──────── Input data ────────

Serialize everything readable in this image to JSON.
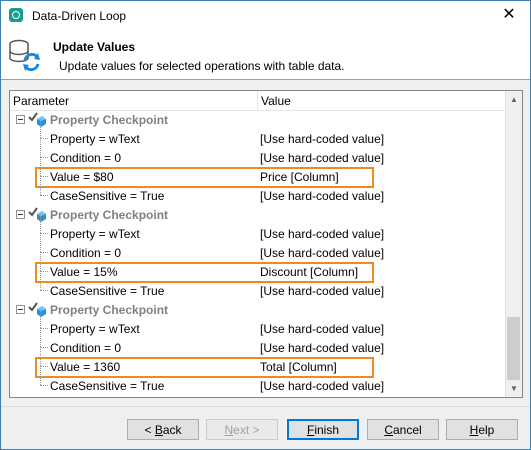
{
  "window": {
    "title": "Data-Driven Loop",
    "close_glyph": "✕"
  },
  "header": {
    "title": "Update Values",
    "subtitle": "Update values for selected operations with table data.",
    "icon": "database-sync-icon"
  },
  "table": {
    "col_param": "Parameter",
    "col_value": "Value",
    "groups": [
      {
        "label": "Property Checkpoint",
        "rows": [
          {
            "param": "Property = wText",
            "value": "[Use hard-coded value]",
            "highlight": false
          },
          {
            "param": "Condition = 0",
            "value": "[Use hard-coded value]",
            "highlight": false
          },
          {
            "param": "Value = $80",
            "value": "Price [Column]",
            "highlight": true
          },
          {
            "param": "CaseSensitive = True",
            "value": "[Use hard-coded value]",
            "highlight": false
          }
        ]
      },
      {
        "label": "Property Checkpoint",
        "rows": [
          {
            "param": "Property = wText",
            "value": "[Use hard-coded value]",
            "highlight": false
          },
          {
            "param": "Condition = 0",
            "value": "[Use hard-coded value]",
            "highlight": false
          },
          {
            "param": "Value = 15%",
            "value": "Discount [Column]",
            "highlight": true
          },
          {
            "param": "CaseSensitive = True",
            "value": "[Use hard-coded value]",
            "highlight": false
          }
        ]
      },
      {
        "label": "Property Checkpoint",
        "rows": [
          {
            "param": "Property = wText",
            "value": "[Use hard-coded value]",
            "highlight": false
          },
          {
            "param": "Condition = 0",
            "value": "[Use hard-coded value]",
            "highlight": false
          },
          {
            "param": "Value = 1360",
            "value": "Total [Column]",
            "highlight": true
          },
          {
            "param": "CaseSensitive = True",
            "value": "[Use hard-coded value]",
            "highlight": false
          }
        ]
      }
    ]
  },
  "buttons": {
    "back": "< Back",
    "next": "Next >",
    "finish": "Finish",
    "cancel": "Cancel",
    "help": "Help"
  },
  "colors": {
    "highlight": "#f08a1e",
    "group_text": "#808080",
    "accent": "#0078d7"
  }
}
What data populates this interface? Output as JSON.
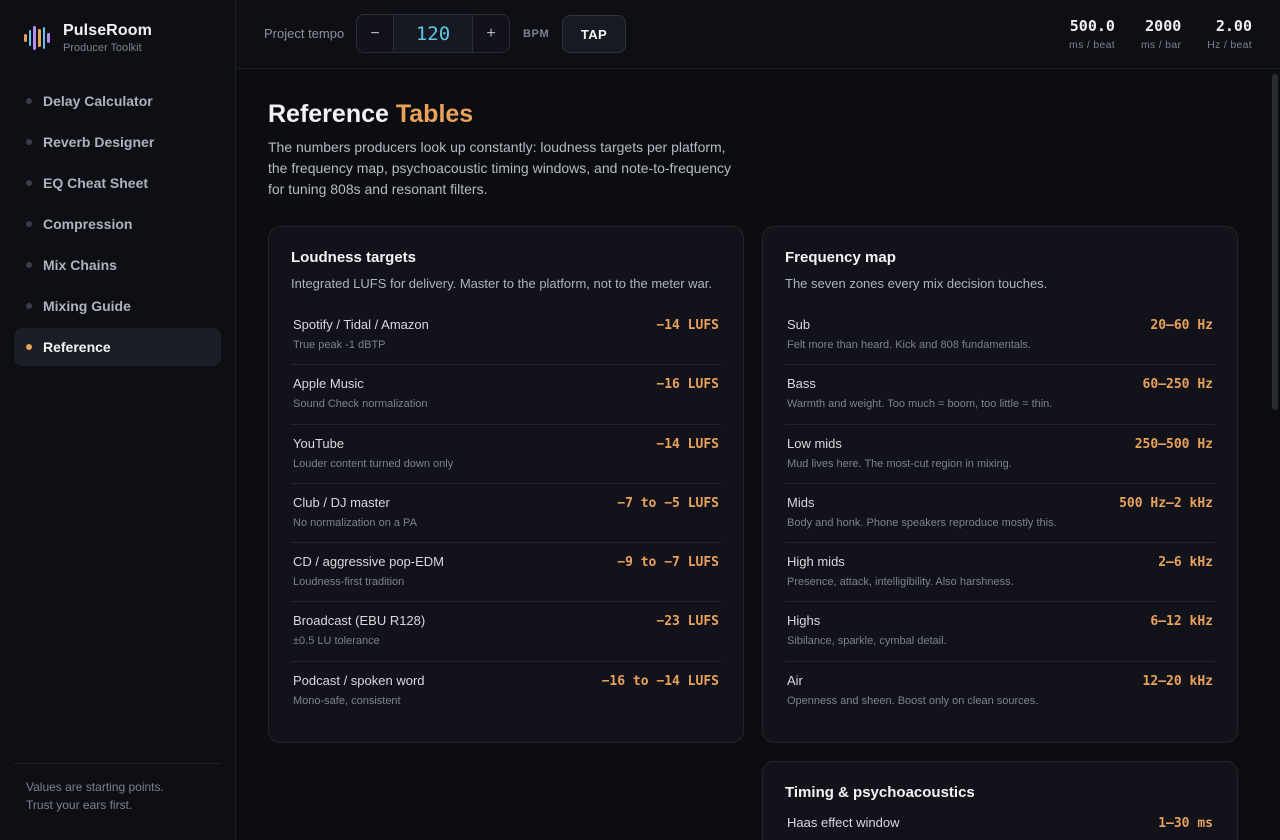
{
  "brand": {
    "name": "PulseRoom",
    "subtitle": "Producer Toolkit",
    "logo_colors": [
      "#e9a15c",
      "#5cc8e6",
      "#b58cf0",
      "#e9a15c",
      "#5cc8e6",
      "#b58cf0"
    ]
  },
  "nav": {
    "items": [
      {
        "label": "Delay Calculator"
      },
      {
        "label": "Reverb Designer"
      },
      {
        "label": "EQ Cheat Sheet"
      },
      {
        "label": "Compression"
      },
      {
        "label": "Mix Chains"
      },
      {
        "label": "Mixing Guide"
      },
      {
        "label": "Reference"
      }
    ],
    "active": "Reference"
  },
  "sidebar_footer": {
    "line1": "Values are starting points.",
    "line2": "Trust your ears first."
  },
  "topbar": {
    "tempo_label": "Project tempo",
    "decrement": "−",
    "increment": "+",
    "bpm_value": "120",
    "bpm_unit": "BPM",
    "tap_label": "TAP",
    "stats": [
      {
        "value": "500.0",
        "unit": "ms / beat"
      },
      {
        "value": "2000",
        "unit": "ms / bar"
      },
      {
        "value": "2.00",
        "unit": "Hz / beat"
      }
    ]
  },
  "page": {
    "title_main": "Reference ",
    "title_accent": "Tables",
    "description": "The numbers producers look up constantly: loudness targets per platform, the frequency map, psychoacoustic timing windows, and note-to-frequency for tuning 808s and resonant filters."
  },
  "loudness": {
    "title": "Loudness targets",
    "description": "Integrated LUFS for delivery. Master to the platform, not to the meter war.",
    "rows": [
      {
        "name": "Spotify / Tidal / Amazon",
        "sub": "True peak -1 dBTP",
        "value": "−14 LUFS"
      },
      {
        "name": "Apple Music",
        "sub": "Sound Check normalization",
        "value": "−16 LUFS"
      },
      {
        "name": "YouTube",
        "sub": "Louder content turned down only",
        "value": "−14 LUFS"
      },
      {
        "name": "Club / DJ master",
        "sub": "No normalization on a PA",
        "value": "−7 to −5 LUFS"
      },
      {
        "name": "CD / aggressive pop-EDM",
        "sub": "Loudness-first tradition",
        "value": "−9 to −7 LUFS"
      },
      {
        "name": "Broadcast (EBU R128)",
        "sub": "±0.5 LU tolerance",
        "value": "−23 LUFS"
      },
      {
        "name": "Podcast / spoken word",
        "sub": "Mono-safe, consistent",
        "value": "−16 to −14 LUFS"
      }
    ]
  },
  "frequency": {
    "title": "Frequency map",
    "description": "The seven zones every mix decision touches.",
    "rows": [
      {
        "name": "Sub",
        "sub": "Felt more than heard. Kick and 808 fundamentals.",
        "value": "20–60 Hz"
      },
      {
        "name": "Bass",
        "sub": "Warmth and weight. Too much = boom, too little = thin.",
        "value": "60–250 Hz"
      },
      {
        "name": "Low mids",
        "sub": "Mud lives here. The most-cut region in mixing.",
        "value": "250–500 Hz"
      },
      {
        "name": "Mids",
        "sub": "Body and honk. Phone speakers reproduce mostly this.",
        "value": "500 Hz–2 kHz"
      },
      {
        "name": "High mids",
        "sub": "Presence, attack, intelligibility. Also harshness.",
        "value": "2–6 kHz"
      },
      {
        "name": "Highs",
        "sub": "Sibilance, sparkle, cymbal detail.",
        "value": "6–12 kHz"
      },
      {
        "name": "Air",
        "sub": "Openness and sheen. Boost only on clean sources.",
        "value": "12–20 kHz"
      }
    ]
  },
  "timing": {
    "title": "Timing & psychoacoustics",
    "rows": [
      {
        "name": "Haas effect window",
        "value": "1–30 ms"
      }
    ]
  },
  "colors": {
    "accent": "#e9a15c",
    "bpm_value": "#5cc8e6",
    "background": "#0c0d11",
    "card": "#12131a"
  }
}
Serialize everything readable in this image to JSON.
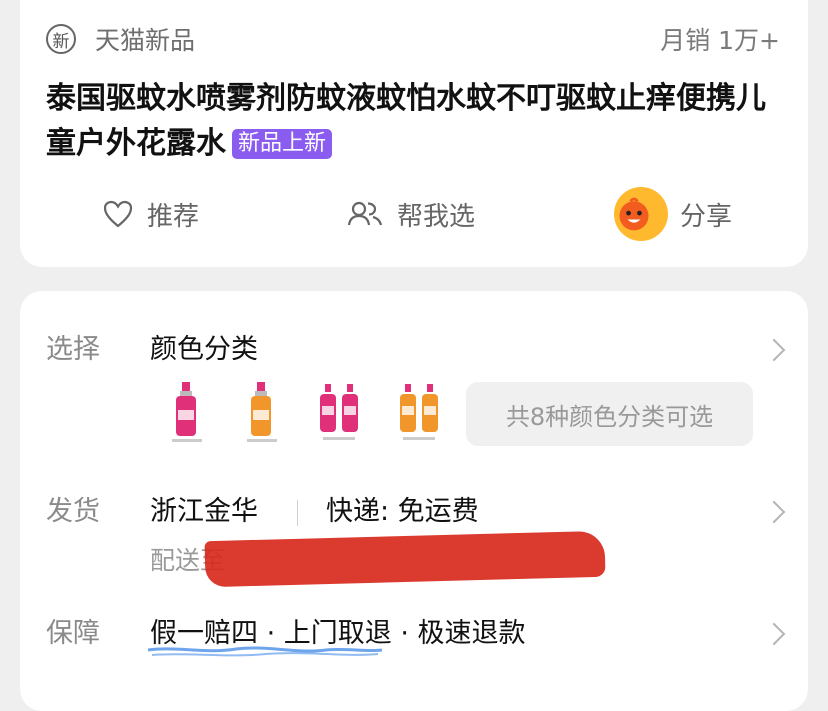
{
  "header": {
    "badge_icon_text": "新",
    "brand": "天猫新品",
    "sales": "月销 1万+"
  },
  "product": {
    "title": "泰国驱蚊水喷雾剂防蚊液蚊怕水蚊不叮驱蚊止痒便携儿童户外花露水",
    "tag": "新品上新"
  },
  "actions": {
    "recommend": "推荐",
    "help_choose": "帮我选",
    "share": "分享"
  },
  "options": {
    "select_label": "选择",
    "select_value": "颜色分类",
    "thumbnails": [
      {
        "name": "pink-single",
        "color": "#e0307a"
      },
      {
        "name": "orange-single",
        "color": "#f0962a"
      },
      {
        "name": "pink-double",
        "color": "#e0307a"
      },
      {
        "name": "orange-double",
        "color": "#f0962a"
      }
    ],
    "all_colors_button": "共8种颜色分类可选",
    "ship_label": "发货",
    "ship_origin": "浙江金华",
    "ship_courier": "快递: 免运费",
    "ship_dest_prefix": "配送至",
    "guarantee_label": "保障",
    "guarantee_value": "假一赔四 · 上门取退 · 极速退款"
  },
  "colors": {
    "tag_purple": "#8a5cf0",
    "redaction": "#d8291d",
    "mascot": "#ffb92e"
  }
}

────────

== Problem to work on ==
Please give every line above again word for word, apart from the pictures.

== Solved problem ==
Serialize everything readable in this image to JSON.
{
  "window": {
    "title": "Data-Driven Loop",
    "close_glyph": "✕"
  },
  "header": {
    "title": "Update Values",
    "subtitle": "Update values for selected operations with table data.",
    "icon": "database-sync-icon"
  },
  "table": {
    "col_param": "Parameter",
    "col_value": "Value",
    "groups": [
      {
        "label": "Property Checkpoint",
        "rows": [
          {
            "param": "Property = wText",
            "value": "[Use hard-coded value]",
            "highlight": false
          },
          {
            "param": "Condition = 0",
            "value": "[Use hard-coded value]",
            "highlight": false
          },
          {
            "param": "Value = $80",
            "value": "Price [Column]",
            "highlight": true
          },
          {
            "param": "CaseSensitive = True",
            "value": "[Use hard-coded value]",
            "highlight": false
          }
        ]
      },
      {
        "label": "Property Checkpoint",
        "rows": [
          {
            "param": "Property = wText",
            "value": "[Use hard-coded value]",
            "highlight": false
          },
          {
            "param": "Condition = 0",
            "value": "[Use hard-coded value]",
            "highlight": false
          },
          {
            "param": "Value = 15%",
            "value": "Discount [Column]",
            "highlight": true
          },
          {
            "param": "CaseSensitive = True",
            "value": "[Use hard-coded value]",
            "highlight": false
          }
        ]
      },
      {
        "label": "Property Checkpoint",
        "rows": [
          {
            "param": "Property = wText",
            "value": "[Use hard-coded value]",
            "highlight": false
          },
          {
            "param": "Condition = 0",
            "value": "[Use hard-coded value]",
            "highlight": false
          },
          {
            "param": "Value = 1360",
            "value": "Total [Column]",
            "highlight": true
          },
          {
            "param": "CaseSensitive = True",
            "value": "[Use hard-coded value]",
            "highlight": false
          }
        ]
      }
    ]
  },
  "buttons": {
    "back": "< Back",
    "next": "Next >",
    "finish": "Finish",
    "cancel": "Cancel",
    "help": "Help"
  },
  "colors": {
    "highlight": "#f08a1e",
    "group_text": "#808080",
    "accent": "#0078d7"
  }
}
What data populates this interface? Output as JSON.
{
  "brand": {
    "name": "PulseRoom",
    "subtitle": "Producer Toolkit",
    "logo_colors": [
      "#e9a15c",
      "#5cc8e6",
      "#b58cf0",
      "#e9a15c",
      "#5cc8e6",
      "#b58cf0"
    ]
  },
  "nav": {
    "items": [
      {
        "label": "Delay Calculator"
      },
      {
        "label": "Reverb Designer"
      },
      {
        "label": "EQ Cheat Sheet"
      },
      {
        "label": "Compression"
      },
      {
        "label": "Mix Chains"
      },
      {
        "label": "Mixing Guide"
      },
      {
        "label": "Reference"
      }
    ],
    "active": "Reference"
  },
  "sidebar_footer": {
    "line1": "Values are starting points.",
    "line2": "Trust your ears first."
  },
  "topbar": {
    "tempo_label": "Project tempo",
    "decrement": "−",
    "increment": "+",
    "bpm_value": "120",
    "bpm_unit": "BPM",
    "tap_label": "TAP",
    "stats": [
      {
        "value": "500.0",
        "unit": "ms / beat"
      },
      {
        "value": "2000",
        "unit": "ms / bar"
      },
      {
        "value": "2.00",
        "unit": "Hz / beat"
      }
    ]
  },
  "page": {
    "title_main": "Reference ",
    "title_accent": "Tables",
    "description": "The numbers producers look up constantly: loudness targets per platform, the frequency map, psychoacoustic timing windows, and note-to-frequency for tuning 808s and resonant filters."
  },
  "loudness": {
    "title": "Loudness targets",
    "description": "Integrated LUFS for delivery. Master to the platform, not to the meter war.",
    "rows": [
      {
        "name": "Spotify / Tidal / Amazon",
        "sub": "True peak -1 dBTP",
        "value": "−14 LUFS"
      },
      {
        "name": "Apple Music",
        "sub": "Sound Check normalization",
        "value": "−16 LUFS"
      },
      {
        "name": "YouTube",
        "sub": "Louder content turned down only",
        "value": "−14 LUFS"
      },
      {
        "name": "Club / DJ master",
        "sub": "No normalization on a PA",
        "value": "−7 to −5 LUFS"
      },
      {
        "name": "CD / aggressive pop-EDM",
        "sub": "Loudness-first tradition",
        "value": "−9 to −7 LUFS"
      },
      {
        "name": "Broadcast (EBU R128)",
        "sub": "±0.5 LU tolerance",
        "value": "−23 LUFS"
      },
      {
        "name": "Podcast / spoken word",
        "sub": "Mono-safe, consistent",
        "value": "−16 to −14 LUFS"
      }
    ]
  },
  "frequency": {
    "title": "Frequency map",
    "description": "The seven zones every mix decision touches.",
    "rows": [
      {
        "name": "Sub",
        "sub": "Felt more than heard. Kick and 808 fundamentals.",
        "value": "20–60 Hz"
      },
      {
        "name": "Bass",
        "sub": "Warmth and weight. Too much = boom, too little = thin.",
        "value": "60–250 Hz"
      },
      {
        "name": "Low mids",
        "sub": "Mud lives here. The most-cut region in mixing.",
        "value": "250–500 Hz"
      },
      {
        "name": "Mids",
        "sub": "Body and honk. Phone speakers reproduce mostly this.",
        "value": "500 Hz–2 kHz"
      },
      {
        "name": "High mids",
        "sub": "Presence, attack, intelligibility. Also harshness.",
        "value": "2–6 kHz"
      },
      {
        "name": "Highs",
        "sub": "Sibilance, sparkle, cymbal detail.",
        "value": "6–12 kHz"
      },
      {
        "name": "Air",
        "sub": "Openness and sheen. Boost only on clean sources.",
        "value": "12–20 kHz"
      }
    ]
  },
  "timing": {
    "title": "Timing & psychoacoustics",
    "rows": [
      {
        "name": "Haas effect window",
        "value": "1–30 ms"
      }
    ]
  },
  "colors": {
    "accent": "#e9a15c",
    "bpm_value": "#5cc8e6",
    "background": "#0c0d11",
    "card": "#12131a"
  }
}
Serialize everything readable in this image to JSON.
{
  "header": {
    "badge_icon_text": "新",
    "brand": "天猫新品",
    "sales": "月销 1万+"
  },
  "product": {
    "title": "泰国驱蚊水喷雾剂防蚊液蚊怕水蚊不叮驱蚊止痒便携儿童户外花露水",
    "tag": "新品上新"
  },
  "actions": {
    "recommend": "推荐",
    "help_choose": "帮我选",
    "share": "分享"
  },
  "options": {
    "select_label": "选择",
    "select_value": "颜色分类",
    "thumbnails": [
      {
        "name": "pink-single",
        "color": "#e0307a"
      },
      {
        "name": "orange-single",
        "color": "#f0962a"
      },
      {
        "name": "pink-double",
        "color": "#e0307a"
      },
      {
        "name": "orange-double",
        "color": "#f0962a"
      }
    ],
    "all_colors_button": "共8种颜色分类可选",
    "ship_label": "发货",
    "ship_origin": "浙江金华",
    "ship_courier": "快递: 免运费",
    "ship_dest_prefix": "配送至",
    "guarantee_label": "保障",
    "guarantee_value": "假一赔四 · 上门取退 · 极速退款"
  },
  "colors": {
    "tag_purple": "#8a5cf0",
    "redaction": "#d8291d",
    "mascot": "#ffb92e"
  }
}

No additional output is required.